These key words are not used (capitalized) to describe XML grammar; schema definitions unambiguously describe such requirements and we wish to reserve the prominence of these terms for the natural language descriptions of protocols and features.
Obviously, the term is also strictly used to refer to authentication values that are based on public keys and that provide signer authentication.
No provision is made for an explicit version number in this syntax.
If a future version is needed, it will use a different namespace.
The XML Signature is a method of associating a key with referenced data (octets); it does not normatively specify how keys are associated with persons or institutions, nor the meaning of the data being referenced and signed.
Consequently, while this specification is an important component of secure XML applications, it itself is not sufficient to address all application security/trust concerns, particularly with respect to using signed XML (or other data formats) as a basis of human-to-human communication and agreement.

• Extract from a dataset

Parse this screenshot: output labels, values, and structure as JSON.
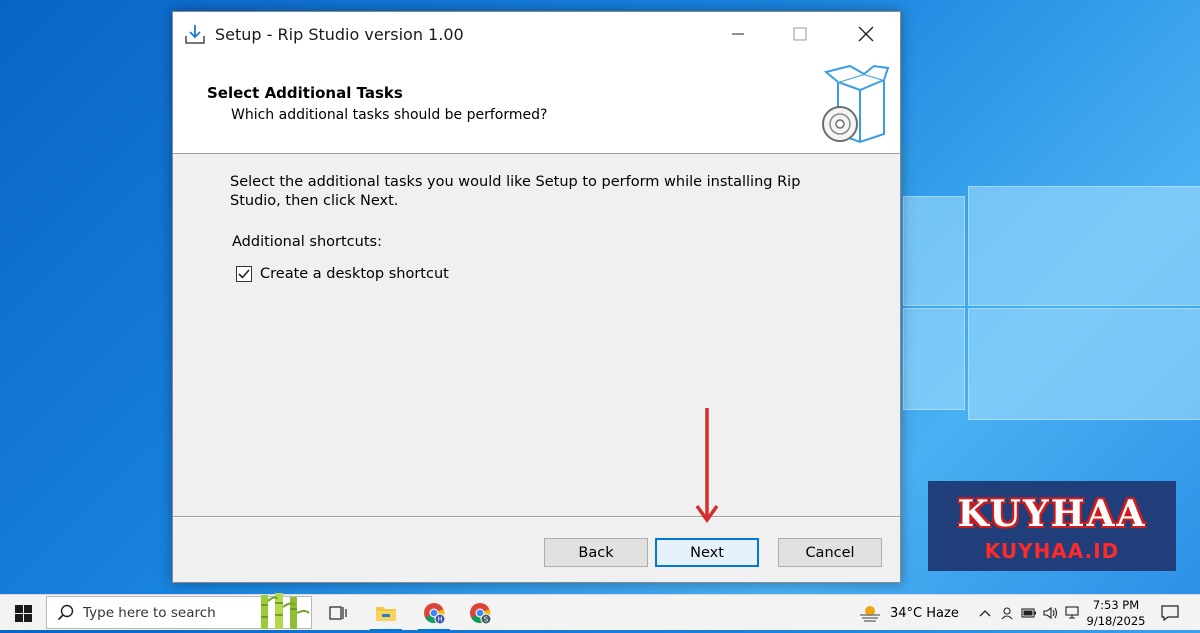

This document has been reviewed by W3C Members and other interested parties and has been endorsed by the Director as a W3C Recommendation.
It is a stable document and may be used as reference material or cited as a normative reference from another document.
An XML Signature may be applied to the content of one or more resources.
Enveloped or enveloping signatures are over data within the same XML document as the signature; detached signatures are over data external to the signature element.
When specifically discussing authentication values based on symmetric secret key codes we use the terms authenticators or authentication codes.
(See Check the Security Model, section 8.3.) This specification provides an XML Schema [XML-schema] and DTD [XML]. The key words "MUST", "MUST NOT", "REQUIRED", "SHALL", "SHALL NOT", "SHOULD", "SHOULD NOT", "RECOMMENDED", "MAY", and "OPTIONAL" in this specification are to be interpreted as described in RFC2119 [KEYWORDS]: Consequently, we use these capitalized key words to unambiguously specify requirements over protocol and application features and behavior that affect the interoperability and security of implementations.
For resources not under the control of this specification, we use the designated Uniform Resource Names [URN] or Uniform Resource Locators [URL] defined by its normative external specification.